I think he’s earned a “you bet your ass” response.
But it’s not a lock.
Darvish is here for one more year, and that’s probably all.
There is what appears to be an obvious opportunity for a corner bat to be added.
Houston has gotten better this winter, and their best returning players are going to get better.
There are all kinds of reasons to think of 2017 as a year to go all in, and the idea of Edwin Encarnacion returning to the Rangers, at the (non-monetary) cost of a late first-rounder, feeds the concept in a way that not even Napoli’s return would promise.
But what it would mean for the Rangers beyond that one season, the residual damage from a payroll standpoint, could be Pyrrhic in proportions, and is likely a big reason that the slugger who will turn 34 in a couple weeks hasn’t signed here and hasn’t signed in Cleveland and hasn’t in Houston or returned to Toronto.

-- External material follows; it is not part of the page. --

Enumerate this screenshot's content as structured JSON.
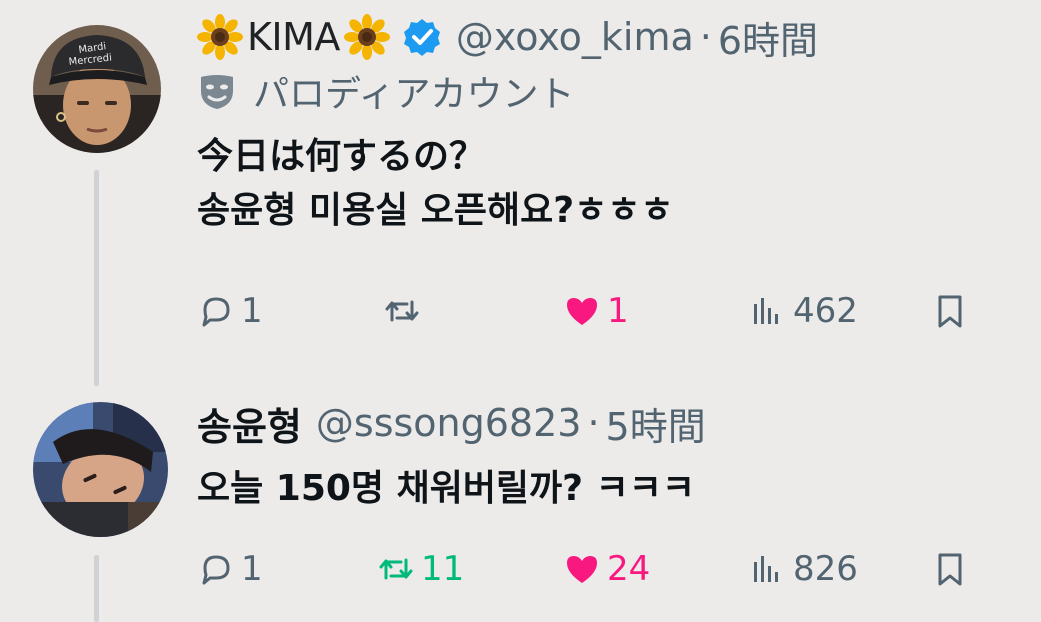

The risk of bringing Encarnacion to Texas is nothing like the Mavericks trading for Rajon Rondo — which happened during our book release party two years ago — instead, the risk is that, unless he’s willing to take a one-year deal that he doesn’t have the ability to lock into three or more (if 2017 goes poorly for him), his arrival could increase the odds of a season that goes deep into October but also serve to start breaking it up sooner and to a greater degree than any of us would like going forward thereafter.
Then again, Rosenthal and others are confident that, like Cruz three years ago and Desmond last year, Encarnacion is going to devastate not the team that signs him, but the ones that don’t, and I’ve got to be honest: As expensive as it would be and as legit as I think the Rangers’ payroll commitment already is, and as comfortable as I’d be with a much more affordable Napoli (Ever After) reunion, I would love to see Texas bring Encarnacion back on a Cespedes-like deal, one that I’m confident would go well enough in 2017 that the Rangers would be able to regroup next winter and decide, along with 29 other teams, whether to negotiate with Encarnacion again, just as they did after one really good year of Ian Desmond.
Maybe it’s time to undo Ruben Mateo/Rob Bell deal — neither of them will be there tonight, either — and get Edwin Encarnacion back here.